- the Federal Aviation Administration’s failure to detect this inadequacy during the G-IV’s certification.
Safety issues identified during the Investigation were as follows:
- the need for flight crew use of the challenge and response checklist execution.
- the importance of using FOQA data analysis to define the scope of procedural noncompliance in business aviation.
- the need to ensure that any objects along the extended runway centreline up to the perimeter fence are frangible.
- the need to retrofit the gust lock system on all existing G-IV airplanes to comply with the existing certification requirement that the gust lock must limit the operation of the airplane so that the pilot receives an unmistakable warning if it is engaged at the start of take off.
- the need for guidance on the appropriate use and limitations of the use of engineering drawings in a design review carried out to show compliance with regulatory requirements for aircraft type certification.

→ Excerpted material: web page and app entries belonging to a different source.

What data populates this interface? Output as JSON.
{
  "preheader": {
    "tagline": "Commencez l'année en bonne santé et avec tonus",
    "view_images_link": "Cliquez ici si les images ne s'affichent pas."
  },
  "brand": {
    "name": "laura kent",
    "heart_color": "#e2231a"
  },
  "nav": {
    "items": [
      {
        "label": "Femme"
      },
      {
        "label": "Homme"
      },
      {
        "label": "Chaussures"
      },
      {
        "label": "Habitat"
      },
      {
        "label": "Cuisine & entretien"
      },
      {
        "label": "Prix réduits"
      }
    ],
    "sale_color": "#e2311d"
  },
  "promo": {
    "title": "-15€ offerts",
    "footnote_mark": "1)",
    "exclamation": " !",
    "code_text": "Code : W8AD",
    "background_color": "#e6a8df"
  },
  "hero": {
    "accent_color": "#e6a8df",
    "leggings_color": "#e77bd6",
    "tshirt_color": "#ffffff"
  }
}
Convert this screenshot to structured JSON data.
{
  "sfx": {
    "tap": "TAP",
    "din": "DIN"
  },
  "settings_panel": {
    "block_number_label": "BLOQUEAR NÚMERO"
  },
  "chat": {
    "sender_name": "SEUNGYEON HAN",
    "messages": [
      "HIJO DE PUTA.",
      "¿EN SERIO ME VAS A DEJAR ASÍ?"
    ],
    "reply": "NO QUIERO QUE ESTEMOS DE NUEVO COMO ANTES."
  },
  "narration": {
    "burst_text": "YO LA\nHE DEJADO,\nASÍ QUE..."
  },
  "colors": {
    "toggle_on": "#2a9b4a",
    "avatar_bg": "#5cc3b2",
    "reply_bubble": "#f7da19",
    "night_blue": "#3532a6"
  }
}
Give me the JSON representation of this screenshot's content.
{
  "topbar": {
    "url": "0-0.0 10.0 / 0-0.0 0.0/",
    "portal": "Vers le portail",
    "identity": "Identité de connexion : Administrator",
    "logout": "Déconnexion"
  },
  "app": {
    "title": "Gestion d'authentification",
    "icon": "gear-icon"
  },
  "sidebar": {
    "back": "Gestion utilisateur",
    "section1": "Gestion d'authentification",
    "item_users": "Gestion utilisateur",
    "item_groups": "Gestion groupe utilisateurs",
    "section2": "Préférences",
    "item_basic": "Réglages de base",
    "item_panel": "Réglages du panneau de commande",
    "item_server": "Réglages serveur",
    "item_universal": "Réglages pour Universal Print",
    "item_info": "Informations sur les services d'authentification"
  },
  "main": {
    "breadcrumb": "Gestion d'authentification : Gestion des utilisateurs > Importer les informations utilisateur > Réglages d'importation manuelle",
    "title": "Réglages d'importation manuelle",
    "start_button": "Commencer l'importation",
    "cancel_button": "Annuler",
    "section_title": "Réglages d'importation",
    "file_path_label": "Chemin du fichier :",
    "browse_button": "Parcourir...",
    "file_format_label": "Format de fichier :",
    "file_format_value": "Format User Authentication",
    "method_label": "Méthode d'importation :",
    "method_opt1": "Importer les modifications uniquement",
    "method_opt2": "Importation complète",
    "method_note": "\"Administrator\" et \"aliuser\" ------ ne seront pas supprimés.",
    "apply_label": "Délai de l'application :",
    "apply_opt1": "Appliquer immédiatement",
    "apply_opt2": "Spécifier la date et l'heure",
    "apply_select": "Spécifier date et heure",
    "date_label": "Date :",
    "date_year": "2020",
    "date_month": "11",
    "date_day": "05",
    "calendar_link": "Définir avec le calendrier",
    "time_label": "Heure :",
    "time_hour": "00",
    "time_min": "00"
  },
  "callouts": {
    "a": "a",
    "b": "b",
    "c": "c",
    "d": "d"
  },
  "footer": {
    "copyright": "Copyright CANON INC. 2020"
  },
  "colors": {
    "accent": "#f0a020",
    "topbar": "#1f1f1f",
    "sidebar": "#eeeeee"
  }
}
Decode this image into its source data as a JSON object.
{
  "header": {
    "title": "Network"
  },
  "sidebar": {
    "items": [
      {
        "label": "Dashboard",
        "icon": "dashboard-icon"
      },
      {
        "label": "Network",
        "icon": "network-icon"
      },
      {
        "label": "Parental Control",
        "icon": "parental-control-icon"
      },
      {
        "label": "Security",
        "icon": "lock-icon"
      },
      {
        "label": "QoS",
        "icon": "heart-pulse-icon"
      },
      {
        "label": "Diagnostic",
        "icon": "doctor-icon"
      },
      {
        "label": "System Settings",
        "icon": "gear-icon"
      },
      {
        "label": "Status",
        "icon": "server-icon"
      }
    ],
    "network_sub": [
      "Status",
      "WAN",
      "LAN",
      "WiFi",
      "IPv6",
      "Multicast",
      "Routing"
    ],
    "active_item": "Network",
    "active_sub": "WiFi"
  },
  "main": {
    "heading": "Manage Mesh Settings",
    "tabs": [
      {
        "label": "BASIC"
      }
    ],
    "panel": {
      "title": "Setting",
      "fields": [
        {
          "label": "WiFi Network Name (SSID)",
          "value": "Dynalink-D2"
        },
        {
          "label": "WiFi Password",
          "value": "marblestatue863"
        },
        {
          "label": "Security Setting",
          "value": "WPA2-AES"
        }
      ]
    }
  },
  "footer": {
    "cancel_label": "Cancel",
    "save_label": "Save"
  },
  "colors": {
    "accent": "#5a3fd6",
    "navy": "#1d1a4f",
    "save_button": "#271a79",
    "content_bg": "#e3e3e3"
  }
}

Five Safety Recommendations were made:
- that the Federal Aviation Administration should identify non-frangible structures outside of a runway safety area during annual 14 Code of Federal Regulations Part 139 inspections and place increased emphasis on replacing non-frangible fittings of any objects along the extended runway centerline up to the perimeter fence with frangible fittings, wherever feasible, during the next routine maintenance cycle. (A-15-30)
- that the Federal Aviation Administration should, after Gulfstream Aerospace Corporation develops a modification of the G-IV gust lock/throttle lever interlock, require that the gust lock system on all existing G-IV airplanes be retrofitted to comply with the certification requirement that the gust lock physically limit the operation of the airplane so that the pilot receives an unmistakable warning at the start of takeoff. (A-15-31)
- that the Federal Aviation Administration should develop and issue guidance on the appropriate use and limitations of the review of engineering drawings in a design review performed as a means of showing compliance with certification regulations. (A-15-32)
- that the International Business Aviation Council should amend International Standard for Business Aircraft Operations auditing standards to include verifying that operators are complying with best practices for checklist execution, including the use of the challenge-verification-response format whenever possible. (A-15-33)
- that the National Business Aviation Association should work with existing business aviation flight operational quality assurance groups, such as the Corporate Flight Operational Quality Assurance Centerline Steering Committee, to analyze existing data for noncompliance with manufacturer-required routine flight control checks before takeoff and provide the results of this analysis to its members as part of its data-driven safety agenda for business aviation. (A-15-34)
The Final Report was adopted by the Board on 9 September 2015 and subsequently published.
- Runway Excursion
- Beyond the Runway End Safety Area
- Post Crash Fires
- Standard Operating Procedures (SOPs)
- Normal Checklists and Crew Coordination (OGHFA BN)
- Safety Management System
- Flight Data Monitoring (FDM)
- Flight Control Locks (Gust Locks)
- Crew Resource Management
- The Human Factors "Dirty Dozen"
- Continuation Bias